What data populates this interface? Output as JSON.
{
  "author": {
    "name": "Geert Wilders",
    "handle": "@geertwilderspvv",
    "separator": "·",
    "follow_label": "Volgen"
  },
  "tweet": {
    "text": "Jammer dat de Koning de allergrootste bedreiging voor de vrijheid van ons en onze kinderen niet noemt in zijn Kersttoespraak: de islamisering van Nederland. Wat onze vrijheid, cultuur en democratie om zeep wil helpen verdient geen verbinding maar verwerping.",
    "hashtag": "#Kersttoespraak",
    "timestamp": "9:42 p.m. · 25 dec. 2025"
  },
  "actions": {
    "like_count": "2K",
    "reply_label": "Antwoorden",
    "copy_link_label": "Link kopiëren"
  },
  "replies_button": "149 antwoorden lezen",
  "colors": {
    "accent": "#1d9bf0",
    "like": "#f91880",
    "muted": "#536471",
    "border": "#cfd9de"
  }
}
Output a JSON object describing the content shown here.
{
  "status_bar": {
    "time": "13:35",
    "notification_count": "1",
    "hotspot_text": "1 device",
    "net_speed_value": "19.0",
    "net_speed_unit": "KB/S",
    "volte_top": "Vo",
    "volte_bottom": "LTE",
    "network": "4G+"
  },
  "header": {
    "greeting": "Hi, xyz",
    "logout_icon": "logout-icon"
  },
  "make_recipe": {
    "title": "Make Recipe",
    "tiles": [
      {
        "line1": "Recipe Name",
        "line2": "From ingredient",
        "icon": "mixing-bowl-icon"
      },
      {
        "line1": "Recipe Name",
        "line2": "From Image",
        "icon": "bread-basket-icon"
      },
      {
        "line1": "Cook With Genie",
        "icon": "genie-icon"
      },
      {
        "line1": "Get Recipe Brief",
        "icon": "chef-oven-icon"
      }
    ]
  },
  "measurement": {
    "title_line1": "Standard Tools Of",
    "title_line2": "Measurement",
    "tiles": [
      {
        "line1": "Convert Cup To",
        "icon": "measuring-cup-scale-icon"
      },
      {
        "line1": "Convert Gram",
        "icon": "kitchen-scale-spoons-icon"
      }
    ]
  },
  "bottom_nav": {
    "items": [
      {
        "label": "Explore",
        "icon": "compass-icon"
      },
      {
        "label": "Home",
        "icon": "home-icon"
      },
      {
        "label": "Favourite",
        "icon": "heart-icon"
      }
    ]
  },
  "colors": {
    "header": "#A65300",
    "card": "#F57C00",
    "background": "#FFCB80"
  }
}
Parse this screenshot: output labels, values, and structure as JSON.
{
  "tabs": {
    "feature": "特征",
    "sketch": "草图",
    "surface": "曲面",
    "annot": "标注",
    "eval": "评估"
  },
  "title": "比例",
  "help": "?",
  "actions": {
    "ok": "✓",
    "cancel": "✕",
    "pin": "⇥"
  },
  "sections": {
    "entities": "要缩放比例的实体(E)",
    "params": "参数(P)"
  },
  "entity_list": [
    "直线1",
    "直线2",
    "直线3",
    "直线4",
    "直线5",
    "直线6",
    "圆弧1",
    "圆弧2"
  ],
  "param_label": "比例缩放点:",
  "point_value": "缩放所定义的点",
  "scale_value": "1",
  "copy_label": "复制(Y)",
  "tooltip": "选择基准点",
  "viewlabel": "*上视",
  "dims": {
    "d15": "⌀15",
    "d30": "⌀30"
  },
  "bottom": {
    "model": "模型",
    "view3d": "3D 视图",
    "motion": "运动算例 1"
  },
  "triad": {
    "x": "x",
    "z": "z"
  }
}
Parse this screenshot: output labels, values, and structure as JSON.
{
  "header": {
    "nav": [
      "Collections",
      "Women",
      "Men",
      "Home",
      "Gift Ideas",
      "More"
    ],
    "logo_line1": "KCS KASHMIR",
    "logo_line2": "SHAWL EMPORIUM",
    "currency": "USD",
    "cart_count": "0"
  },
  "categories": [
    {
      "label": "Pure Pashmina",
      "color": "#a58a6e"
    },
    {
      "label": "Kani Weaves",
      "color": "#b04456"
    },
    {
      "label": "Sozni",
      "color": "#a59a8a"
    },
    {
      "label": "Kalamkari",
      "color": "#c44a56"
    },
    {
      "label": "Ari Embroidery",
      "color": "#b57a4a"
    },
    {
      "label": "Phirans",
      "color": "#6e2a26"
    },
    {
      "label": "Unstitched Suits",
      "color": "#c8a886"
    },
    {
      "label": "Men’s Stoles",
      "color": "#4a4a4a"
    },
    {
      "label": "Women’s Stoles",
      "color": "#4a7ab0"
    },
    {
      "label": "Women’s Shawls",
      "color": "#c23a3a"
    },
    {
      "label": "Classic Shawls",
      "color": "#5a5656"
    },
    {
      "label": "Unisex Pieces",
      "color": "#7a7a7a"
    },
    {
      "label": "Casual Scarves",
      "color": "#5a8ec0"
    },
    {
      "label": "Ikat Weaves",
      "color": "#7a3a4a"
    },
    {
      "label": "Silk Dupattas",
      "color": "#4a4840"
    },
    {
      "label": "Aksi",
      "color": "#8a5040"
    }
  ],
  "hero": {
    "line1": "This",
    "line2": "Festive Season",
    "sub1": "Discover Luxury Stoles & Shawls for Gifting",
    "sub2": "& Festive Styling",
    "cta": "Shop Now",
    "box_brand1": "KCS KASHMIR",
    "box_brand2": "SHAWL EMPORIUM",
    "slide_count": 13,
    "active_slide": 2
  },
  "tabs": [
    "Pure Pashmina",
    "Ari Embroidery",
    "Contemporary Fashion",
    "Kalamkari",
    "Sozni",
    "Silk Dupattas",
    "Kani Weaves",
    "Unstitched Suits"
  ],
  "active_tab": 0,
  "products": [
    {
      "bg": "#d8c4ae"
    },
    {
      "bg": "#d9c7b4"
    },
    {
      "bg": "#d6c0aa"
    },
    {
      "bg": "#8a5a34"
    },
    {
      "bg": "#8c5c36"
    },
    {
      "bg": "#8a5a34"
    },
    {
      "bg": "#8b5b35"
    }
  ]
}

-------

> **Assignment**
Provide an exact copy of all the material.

> **Response to the task**
What data populates this interface? Output as JSON.
{
  "author": {
    "name": "Geert Wilders",
    "handle": "@geertwilderspvv",
    "separator": "·",
    "follow_label": "Volgen"
  },
  "tweet": {
    "text": "Jammer dat de Koning de allergrootste bedreiging voor de vrijheid van ons en onze kinderen niet noemt in zijn Kersttoespraak: de islamisering van Nederland. Wat onze vrijheid, cultuur en democratie om zeep wil helpen verdient geen verbinding maar verwerping.",
    "hashtag": "#Kersttoespraak",
    "timestamp": "9:42 p.m. · 25 dec. 2025"
  },
  "actions": {
    "like_count": "2K",
    "reply_label": "Antwoorden",
    "copy_link_label": "Link kopiëren"
  },
  "replies_button": "149 antwoorden lezen",
  "colors": {
    "accent": "#1d9bf0",
    "like": "#f91880",
    "muted": "#536471",
    "border": "#cfd9de"
  }
}
Output a JSON object describing the content shown here.
{
  "status_bar": {
    "time": "13:35",
    "notification_count": "1",
    "hotspot_text": "1 device",
    "net_speed_value": "19.0",
    "net_speed_unit": "KB/S",
    "volte_top": "Vo",
    "volte_bottom": "LTE",
    "network": "4G+"
  },
  "header": {
    "greeting": "Hi, xyz",
    "logout_icon": "logout-icon"
  },
  "make_recipe": {
    "title": "Make Recipe",
    "tiles": [
      {
        "line1": "Recipe Name",
        "line2": "From ingredient",
        "icon": "mixing-bowl-icon"
      },
      {
        "line1": "Recipe Name",
        "line2": "From Image",
        "icon": "bread-basket-icon"
      },
      {
        "line1": "Cook With Genie",
        "icon": "genie-icon"
      },
      {
        "line1": "Get Recipe Brief",
        "icon": "chef-oven-icon"
      }
    ]
  },
  "measurement": {
    "title_line1": "Standard Tools Of",
    "title_line2": "Measurement",
    "tiles": [
      {
        "line1": "Convert Cup To",
        "icon": "measuring-cup-scale-icon"
      },
      {
        "line1": "Convert Gram",
        "icon": "kitchen-scale-spoons-icon"
      }
    ]
  },
  "bottom_nav": {
    "items": [
      {
        "label": "Explore",
        "icon": "compass-icon"
      },
      {
        "label": "Home",
        "icon": "home-icon"
      },
      {
        "label": "Favourite",
        "icon": "heart-icon"
      }
    ]
  },
  "colors": {
    "header": "#A65300",
    "card": "#F57C00",
    "background": "#FFCB80"
  }
}
Parse this screenshot: output labels, values, and structure as JSON.
{
  "tabs": {
    "feature": "特征",
    "sketch": "草图",
    "surface": "曲面",
    "annot": "标注",
    "eval": "评估"
  },
  "title": "比例",
  "help": "?",
  "actions": {
    "ok": "✓",
    "cancel": "✕",
    "pin": "⇥"
  },
  "sections": {
    "entities": "要缩放比例的实体(E)",
    "params": "参数(P)"
  },
  "entity_list": [
    "直线1",
    "直线2",
    "直线3",
    "直线4",
    "直线5",
    "直线6",
    "圆弧1",
    "圆弧2"
  ],
  "param_label": "比例缩放点:",
  "point_value": "缩放所定义的点",
  "scale_value": "1",
  "copy_label": "复制(Y)",
  "tooltip": "选择基准点",
  "viewlabel": "*上视",
  "dims": {
    "d15": "⌀15",
    "d30": "⌀30"
  },
  "bottom": {
    "model": "模型",
    "view3d": "3D 视图",
    "motion": "运动算例 1"
  },
  "triad": {
    "x": "x",
    "z": "z"
  }
}
Parse this screenshot: output labels, values, and structure as JSON.
{
  "header": {
    "nav": [
      "Collections",
      "Women",
      "Men",
      "Home",
      "Gift Ideas",
      "More"
    ],
    "logo_line1": "KCS KASHMIR",
    "logo_line2": "SHAWL EMPORIUM",
    "currency": "USD",
    "cart_count": "0"
  },
  "categories": [
    {
      "label": "Pure Pashmina",
      "color": "#a58a6e"
    },
    {
      "label": "Kani Weaves",
      "color": "#b04456"
    },
    {
      "label": "Sozni",
      "color": "#a59a8a"
    },
    {
      "label": "Kalamkari",
      "color": "#c44a56"
    },
    {
      "label": "Ari Embroidery",
      "color": "#b57a4a"
    },
    {
      "label": "Phirans",
      "color": "#6e2a26"
    },
    {
      "label": "Unstitched Suits",
      "color": "#c8a886"
    },
    {
      "label": "Men’s Stoles",
      "color": "#4a4a4a"
    },
    {
      "label": "Women’s Stoles",
      "color": "#4a7ab0"
    },
    {
      "label": "Women’s Shawls",
      "color": "#c23a3a"
    },
    {
      "label": "Classic Shawls",
      "color": "#5a5656"
    },
    {
      "label": "Unisex Pieces",
      "color": "#7a7a7a"
    },
    {
      "label": "Casual Scarves",
      "color": "#5a8ec0"
    },
    {
      "label": "Ikat Weaves",
      "color": "#7a3a4a"
    },
    {
      "label": "Silk Dupattas",
      "color": "#4a4840"
    },
    {
      "label": "Aksi",
      "color": "#8a5040"
    }
  ],
  "hero": {
    "line1": "This",
    "line2": "Festive Season",
    "sub1": "Discover Luxury Stoles & Shawls for Gifting",
    "sub2": "& Festive Styling",
    "cta": "Shop Now",
    "box_brand1": "KCS KASHMIR",
    "box_brand2": "SHAWL EMPORIUM",
    "slide_count": 13,
    "active_slide": 2
  },
  "tabs": [
    "Pure Pashmina",
    "Ari Embroidery",
    "Contemporary Fashion",
    "Kalamkari",
    "Sozni",
    "Silk Dupattas",
    "Kani Weaves",
    "Unstitched Suits"
  ],
  "active_tab": 0,
  "products": [
    {
      "bg": "#d8c4ae"
    },
    {
      "bg": "#d9c7b4"
    },
    {
      "bg": "#d6c0aa"
    },
    {
      "bg": "#8a5a34"
    },
    {
      "bg": "#8c5c36"
    },
    {
      "bg": "#8a5a34"
    },
    {
      "bg": "#8b5b35"
    }
  ]
}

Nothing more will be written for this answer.